The Anglo-Romance group of languages can boast an aggregate of close to half a billion speakers. This quarter of mankind includes no considerable ethnic group uninvolved or uninterested in international concerns. Nor, to be sure, does it include all the populations of the globe that are involved and interested in international concerns but certainly most of them.

A few examples may serve to show that the Anglo-Romance group of languages does constitute a sphere of source languages in which international words of the most varied origins can be gathered. The Hebrew word for "hell," G Hinnm, is widely international, but to get it into the international vocabulary, Hebrew need not be investigated for the word appears in English as Gehenna, in Spanish as gehena, in Italian as geenna. The Arabic word which appears in English as alcove can likewise be garnered in the restricted sphere, for it appears in Italian and Portuguese as alcova, in Spanish as alcoba, and in French as alcove. An example of an international word of Russian origin is that appearing in English as mammoth, in French as mammouth, in Spanish as mamat, and in Italian as mammut. A German example is English feldspar, French feldspath, Italian feldispato, Spanish feldespato.

The reasoning in favor of a restricted sphere of assemblage of international words does not preclude the possibility of shifting its boundaries in the interest of a richer haul. In lieu of one or two of the languages of the Anglo-Romance group one or two other languages of at least equal significance in the international field may be included, provided, of course, that the items examined are still held together by a common basis, which means, that their center of gravity remains in the Anglo-Romance sphere. In the compilation of this Dictionary the sphere of research has been permitted to shift only so as to include German or Russian or both. The decision not to use the same procedure for other languages was reached after ample tests had demonstrated that the consequent complication of our methodology would not have affected the results in any appreciable way.

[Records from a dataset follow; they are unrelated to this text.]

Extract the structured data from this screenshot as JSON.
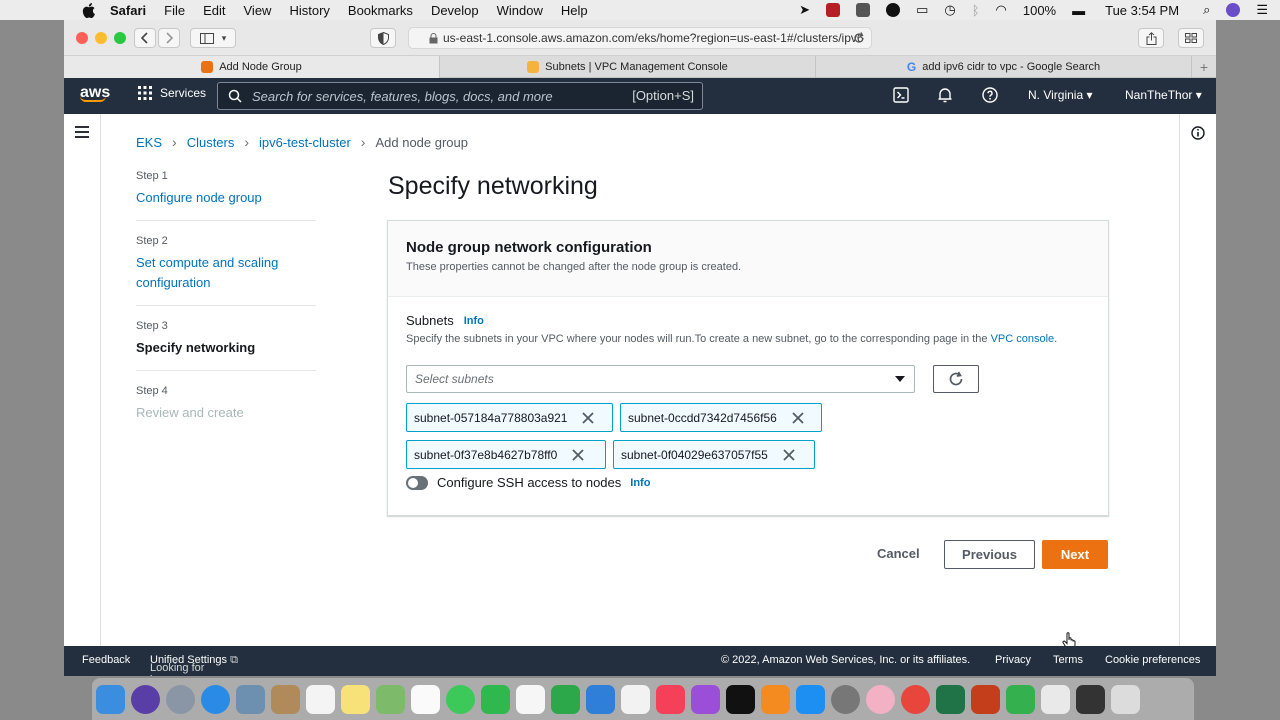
{
  "menubar": {
    "app": "Safari",
    "items": [
      "File",
      "Edit",
      "View",
      "History",
      "Bookmarks",
      "Develop",
      "Window",
      "Help"
    ],
    "battery": "100%",
    "clock": "Tue 3:54 PM"
  },
  "browser": {
    "url": "us-east-1.console.aws.amazon.com/eks/home?region=us-east-1#/clusters/ipv6",
    "tabs": [
      {
        "label": "Add Node Group",
        "active": true,
        "icon_color": "#ec7211"
      },
      {
        "label": "Subnets | VPC Management Console",
        "active": false,
        "icon_color": "#f3b33d"
      },
      {
        "label": "add ipv6 cidr to vpc - Google Search",
        "active": false,
        "icon_color": "#4285f4"
      }
    ]
  },
  "aws_nav": {
    "logo": "aws",
    "services": "Services",
    "search_placeholder": "Search for services, features, blogs, docs, and more",
    "search_shortcut": "[Option+S]",
    "region": "N. Virginia",
    "user": "NanTheThor"
  },
  "breadcrumb": [
    "EKS",
    "Clusters",
    "ipv6-test-cluster",
    "Add node group"
  ],
  "steps": [
    {
      "num": "Step 1",
      "title": "Configure node group",
      "state": "link"
    },
    {
      "num": "Step 2",
      "title": "Set compute and scaling configuration",
      "state": "link"
    },
    {
      "num": "Step 3",
      "title": "Specify networking",
      "state": "current"
    },
    {
      "num": "Step 4",
      "title": "Review and create",
      "state": "disabled"
    }
  ],
  "page_title": "Specify networking",
  "card": {
    "title": "Node group network configuration",
    "subtitle": "These properties cannot be changed after the node group is created.",
    "subnets_label": "Subnets",
    "info": "Info",
    "subnets_desc": "Specify the subnets in your VPC where your nodes will run.To create a new subnet, go to the corresponding page in the",
    "subnets_desc_link": "VPC console.",
    "select_placeholder": "Select subnets",
    "tokens": [
      "subnet-057184a778803a921",
      "subnet-0ccdd7342d7456f56",
      "subnet-0f37e8b4627b78ff0",
      "subnet-0f04029e637057f55"
    ],
    "ssh_label": "Configure SSH access to nodes",
    "ssh_info": "Info",
    "ssh_enabled": false
  },
  "actions": {
    "cancel": "Cancel",
    "previous": "Previous",
    "next": "Next"
  },
  "footer": {
    "feedback": "Feedback",
    "language_text": "Looking for language selection? Find it in the new",
    "unified": "Unified Settings",
    "copyright": "© 2022, Amazon Web Services, Inc. or its affiliates.",
    "privacy": "Privacy",
    "terms": "Terms",
    "cookies": "Cookie preferences"
  }
}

<a name="summary">Summary.</a> &#151; Of all languages that ever attained more than national usefulness it can be said that they were carried beyond their original confines by an expansive cultural or utilitarian dynamism. They functioned as indispensable cultural or utilitarian tools. Modern internationalism is largely conditioned by science and technology in the most comprehensive sense. The language of science and technology is the modern international language or interlingua. It is not, strictly speaking, a complete language but is rather a very comprehensive body of international terms which constitute the nucleus of an interlingua. The international vocabulary has absorbed materials of the most varied origins but its center of gravity lies in the sphere of the Greco-Latin tradition. It can be collected within the confines of a homogeneous group of source or control languages which not only represent the Greco-Latin tradition in our time but have likewise absorbed all significant international words radiated from other centers. This group is the Anglo-Romance group of languages with German and Russian as potential contributors.